Activity - The reply has to be a number alone, equal to how many lines in the entries below hold the string "date".

(Beginning of Available data)

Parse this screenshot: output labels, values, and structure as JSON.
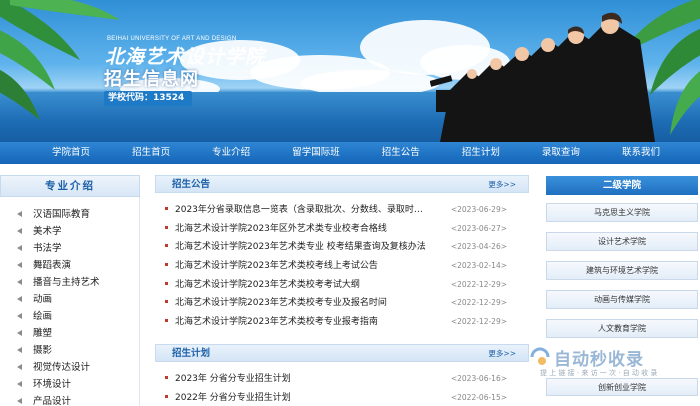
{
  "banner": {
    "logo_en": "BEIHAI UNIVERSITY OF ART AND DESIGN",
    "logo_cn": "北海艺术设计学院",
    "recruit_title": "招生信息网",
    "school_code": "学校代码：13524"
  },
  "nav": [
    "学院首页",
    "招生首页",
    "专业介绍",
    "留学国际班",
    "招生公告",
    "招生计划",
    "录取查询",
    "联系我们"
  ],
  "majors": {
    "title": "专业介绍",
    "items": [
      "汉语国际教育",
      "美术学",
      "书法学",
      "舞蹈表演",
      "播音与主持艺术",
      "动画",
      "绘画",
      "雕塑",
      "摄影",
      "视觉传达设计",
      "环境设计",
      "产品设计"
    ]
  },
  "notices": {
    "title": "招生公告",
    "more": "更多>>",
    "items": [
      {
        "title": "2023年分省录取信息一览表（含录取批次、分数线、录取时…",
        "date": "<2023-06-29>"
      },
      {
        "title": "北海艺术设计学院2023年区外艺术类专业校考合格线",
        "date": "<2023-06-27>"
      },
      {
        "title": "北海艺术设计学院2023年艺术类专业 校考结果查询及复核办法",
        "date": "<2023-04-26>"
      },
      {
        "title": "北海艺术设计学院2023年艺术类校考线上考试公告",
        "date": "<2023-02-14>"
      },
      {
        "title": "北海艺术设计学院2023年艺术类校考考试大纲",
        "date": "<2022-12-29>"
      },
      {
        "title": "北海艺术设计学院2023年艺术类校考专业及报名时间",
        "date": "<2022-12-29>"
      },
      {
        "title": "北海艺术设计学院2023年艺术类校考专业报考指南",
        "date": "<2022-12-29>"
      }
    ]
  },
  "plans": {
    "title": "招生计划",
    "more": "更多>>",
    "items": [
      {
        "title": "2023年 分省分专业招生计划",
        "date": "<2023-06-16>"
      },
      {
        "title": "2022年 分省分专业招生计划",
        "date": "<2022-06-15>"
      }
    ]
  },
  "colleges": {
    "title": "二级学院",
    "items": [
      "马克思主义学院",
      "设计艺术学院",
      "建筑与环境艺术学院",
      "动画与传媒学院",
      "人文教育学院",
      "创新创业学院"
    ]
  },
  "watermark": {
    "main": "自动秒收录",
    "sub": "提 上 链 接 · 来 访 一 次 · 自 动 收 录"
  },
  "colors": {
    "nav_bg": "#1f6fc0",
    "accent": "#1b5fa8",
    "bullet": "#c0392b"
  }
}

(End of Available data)
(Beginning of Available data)

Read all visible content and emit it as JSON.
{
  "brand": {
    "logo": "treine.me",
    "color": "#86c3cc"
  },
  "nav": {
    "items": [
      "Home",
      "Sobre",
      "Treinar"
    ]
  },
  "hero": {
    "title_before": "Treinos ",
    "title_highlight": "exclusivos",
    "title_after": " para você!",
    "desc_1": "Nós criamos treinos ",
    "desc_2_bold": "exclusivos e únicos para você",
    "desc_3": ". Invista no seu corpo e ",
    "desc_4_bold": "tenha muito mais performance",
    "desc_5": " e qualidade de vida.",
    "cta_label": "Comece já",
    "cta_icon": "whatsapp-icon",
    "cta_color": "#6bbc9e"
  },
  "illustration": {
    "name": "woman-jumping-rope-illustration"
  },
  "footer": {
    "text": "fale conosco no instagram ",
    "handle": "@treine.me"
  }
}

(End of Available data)

Solution for this task - 9